X

Technicians Wanted Part IV: Dealers compete to recruit, develop diesel techs

Jason Cannon April 4, 2014

Climbing truck sales over the last two years have increased competition for techs among dealers and left them struggling to find the best ways to woo new recruits. Most use a several-pronged approach including local tech schools, classified ads and specialty recruiting sites.

RELATED: Technicians Wanted Part III: The changing face of tech candidates

Montgomery, Ala.-based Four Star Freightliner advertises its vacancies online and recruits from Finish First, a 12-week Daimler Truck elective training platform at Universal Technical Institute, says Sherrie Moore, human resources manager. “We find our best method is word of mouth from other techs,” she says.

Al Clark, diesel tech instructor at Lane Community College, Eugene, Ore., says the best way to assure dealers have access to highly-qualified applicants is personal involvement. “You want to make sure the industry people are getting involved in their local college,” he says.

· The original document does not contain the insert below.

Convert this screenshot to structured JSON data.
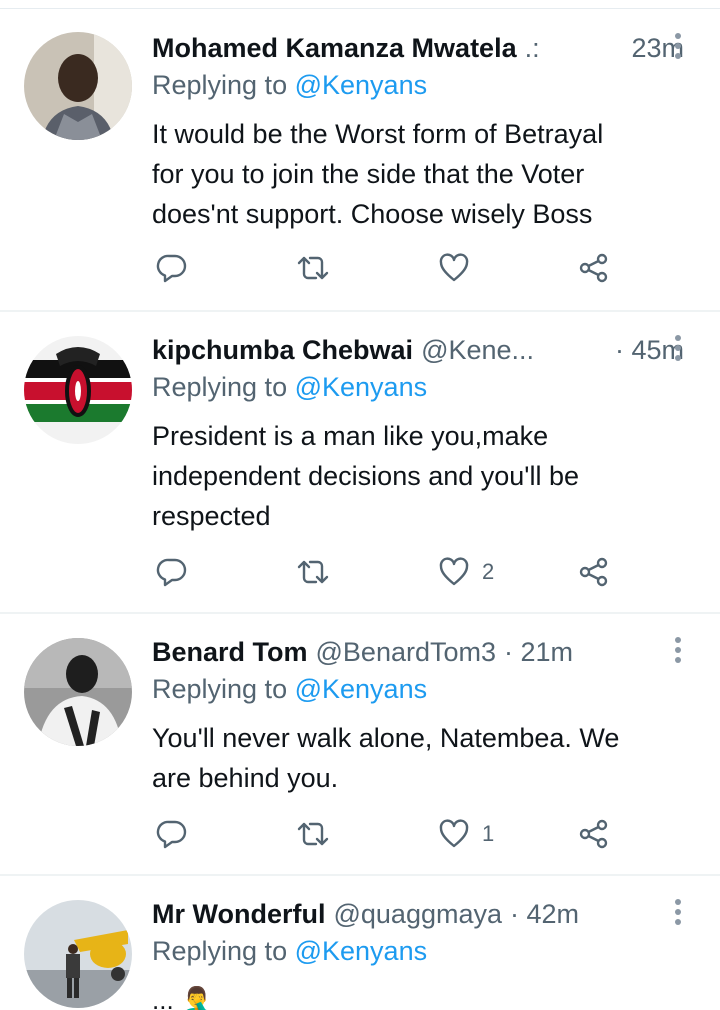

That’s the path New Jersey-based Campbell Supply has taken. “We are a major sponsor and also sit on the board of a local diesel technical school,” Campbell Supply President Scott Campbell says. “We attend numerous job fairs that the school conducts. We participate in veterans’ job fairs across the state. We also are a member of the Universal Technical Institute and participate in their technician recruitment program.”

Clark suggested other dealers and OEMs follow that path. “Give us a hand,” he says. “It’s your guys, the technicians, that we’re grooming.”

Rush Enterprises has shouldered some of the responsibility for tech training internally by developing a yearlong mentoring program for new technicians. The program “develops not only the younger technicians that are coming into the business, but it also develops the technicians that are more mature and wanting to refine their leadership skills,” says Mike Besson, Rush’s vice president of service operations.

“The interesting part, on the flip-side, is watching the development of the mentor, not just the mentee,” he says. “The mentor gets a grade, too. What kind of leader was he?”

Rush Enterprises also has a recruiting department and has a relationship with CareerBuilder to list vacancies. But Besson says it’s the job of all company employees to seek out qualified applicants.

“Everybody in a location is a recruiter. I don’t care what your job is,” he says. “We do a very good job of working at selling ourselves as being the place to go to buy parts and service. It’s just as important that you badge yourself and sell yourself as the place to work.”

Expansion has driven Campbell’s need for applicants, and even being deeply involved with a local program hasn’t made the search necessarily easier. “We are constantly in the hunt for qualified technicians,” he says. “In September 2013 we moved into a new facility and almost doubled our service capacity. This intensified our need for technicians,” he says. “(It is) always a challenge finding techs. We are located in New Jersey where there are many dealers and independent shops competing for a small technician pool.”

View this article on one page
  • bozzer 52

    I’ve been a diesel mechanic for 33 years, there’s no way in hell I would
    work in a flat rate shop, it’s no wonder shops are losing mechanics,
    flat rate was used in the 80′s at most dealerships, and it was a
    disaster. No matter what is said here, pay is still the #1 problem with
    retaining mechanics.This is why so many mechanics leave the industry at an early age.

Poll

Do you actively capture and use customer data?

Latest

Volvo truck boss says growth in truck market emerging

Allison unveils integrated stop-start technology for ultra-low carbon powertrain program

Caterpillar engine lawsuits consolidated, new suits continue to be filed

Popular

Successful Dealer Award finalist: Truck Centers, Inc.

River States Truck and Trailer hosts Truck Beauty Contest

New Pete 220 now in full production

Successful Dealer Award

Click here to read about the award and see the nominees for this year's award.